Real Estate Investment Trusts (REITs) are another way to passively invest in real estate. With a public REIT, investors can buy and sell shares in the trust, which owns a number of properties, or in some cases, mortgages secured by properties. Shares in public REITs are liquid, so you can sell them anytime. However, the value of public REIT shares fluctuates with the greater equities market, which means that you may not get the same diversification benefits as you would with other passive real estate investments.
Diversifying by Investment Strategy
There are four main categories of commercial real estate investments to be aware of — Core, Core-Plus, Value-Add and Opportunistic. A well-balanced commercial real estate portfolio often contains a mixture of these different investment categories that reflect the investor’s risk tolerance.
Core investments have the lowest risk profile, and they have a reputation for generating a reliable, conservative return. They are stabilized, attractive, well-located and marketable assets, such as an office building in the central business district of a major metropolitan area. Core properties are typically in good condition with credit-quality tenants and don’t require any improvements. Core investments, however, do not typically yield a large pop in value upon a sale.
Core-Plus investments are fundamentally sound, but may need some improvements or have leases that are set to expire soon. This makes them riskier than core properties, but they also offer the potential to increase rents and add value as leases expire and the property is renovated.
Value-Add investments offer a balance of risk and reward. Investors can increase the value of their investment by renovating or expanding the property and improving operations. For these properties, it’s important to have a deal manager with a clear, well-thought-out business plan in place to improve the asset and increase its value.
Opportunistic investments can be anything from a ground-up development to an adaptive reuse. Often, these properties generate little or no cash flow and are more highly leveraged, making them riskier than other asset classes. However, they often are accompanied by greater overall returns to the investor.
For more information, see our article about the pros and cons of different commercial real estate asset classes.

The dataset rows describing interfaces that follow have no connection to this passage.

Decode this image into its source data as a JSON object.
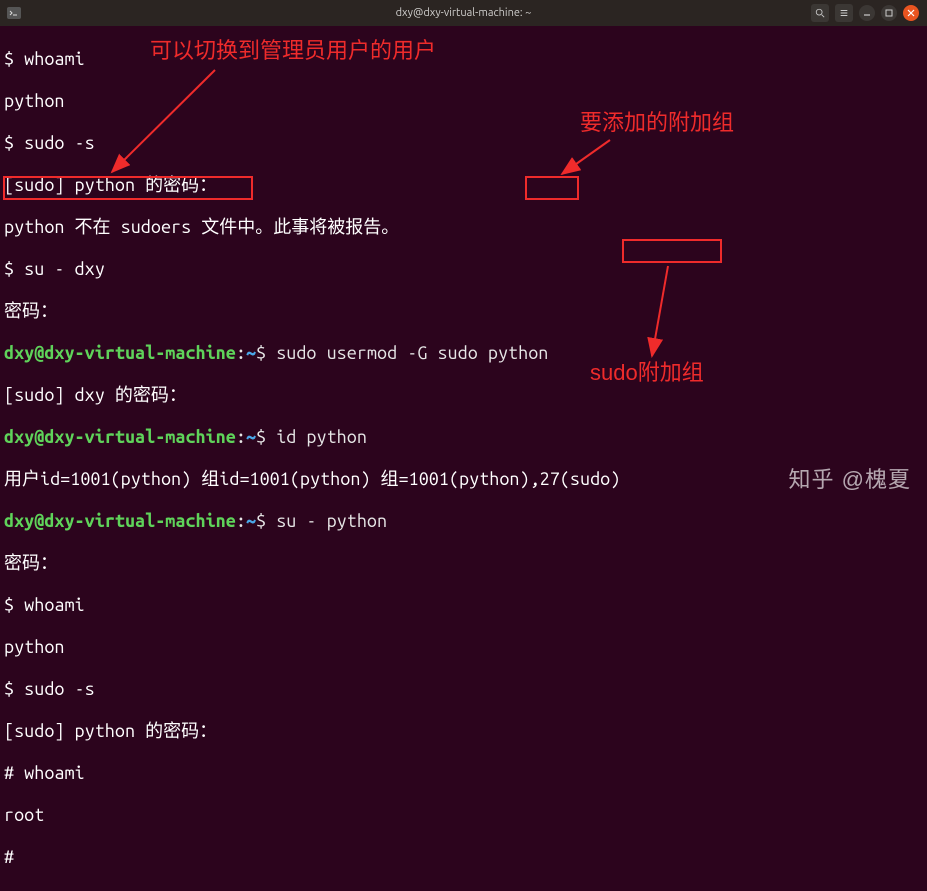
{
  "window": {
    "title": "dxy@dxy-virtual-machine: ~"
  },
  "term": {
    "l01": "$ whoami",
    "l02": "python",
    "l03": "$ sudo -s",
    "l04": "[sudo] python 的密码：",
    "l05": "python 不在 sudoers 文件中。此事将被报告。",
    "l06": "$ su - dxy",
    "l07": "密码：",
    "p1_user": "dxy@dxy-virtual-machine",
    "p1_sep": ":",
    "p1_path": "~",
    "p1_cmd": "$ sudo usermod -G sudo python",
    "l09": "[sudo] dxy 的密码：",
    "p2_cmd": "$ id python",
    "l11": "用户id=1001(python) 组id=1001(python) 组=1001(python),27(sudo)",
    "p3_cmd": "$ su - python",
    "l13": "密码：",
    "l14": "$ whoami",
    "l15": "python",
    "l16": "$ sudo -s",
    "l17": "[sudo] python 的密码：",
    "l18": "# whoami",
    "l19": "root",
    "l20": "# "
  },
  "annotations": {
    "switch_user": "可以切换到管理员用户的用户",
    "add_group": "要添加的附加组",
    "sudo_group": "sudo附加组"
  },
  "watermark": "知乎 @槐夏"
}
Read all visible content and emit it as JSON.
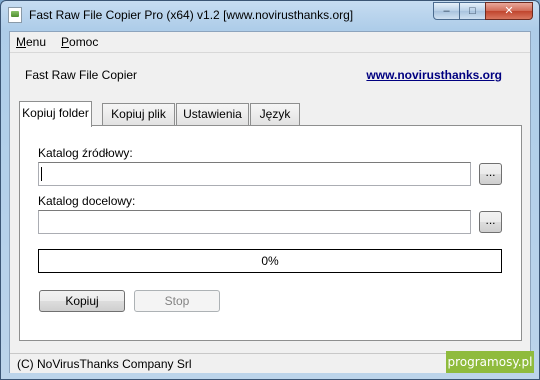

Diversifying by Property Type
Another way to diversify a real estate portfolio is to choose a variety of different property types to invest in. There are many different options, but here are a few popular options.
Multifamily, typically comprised of five or more residential apartments, is one of the most resilient property types, especially workforce housing, as people always need a place to live.
The self-storage industry too has a reputation of resilience, even during challenging periods like the 2008 recession and the current coronavirus outbreak. Read more about how self-storage has continued to thrive.
Single-family rentals have become increasingly popular, particularly with millennials who lack the savings or credit to buy a home on their own. With more people working from home and wanting more private outdoor space, the market could continue to grow. Learn more about the demand for single-family rentals.
The light industrial subsector of commercial real estate, which includes properties with less than 120,000 square feet that are used for warehousing or light manufacturing, has experienced some growth in recent years. Much of this growth is driven by e-commerce retailers, who use these properties as “last mile” distribution centers to make quick deliveries to customers. Learn more about why investors should pay attention to light industrial properties.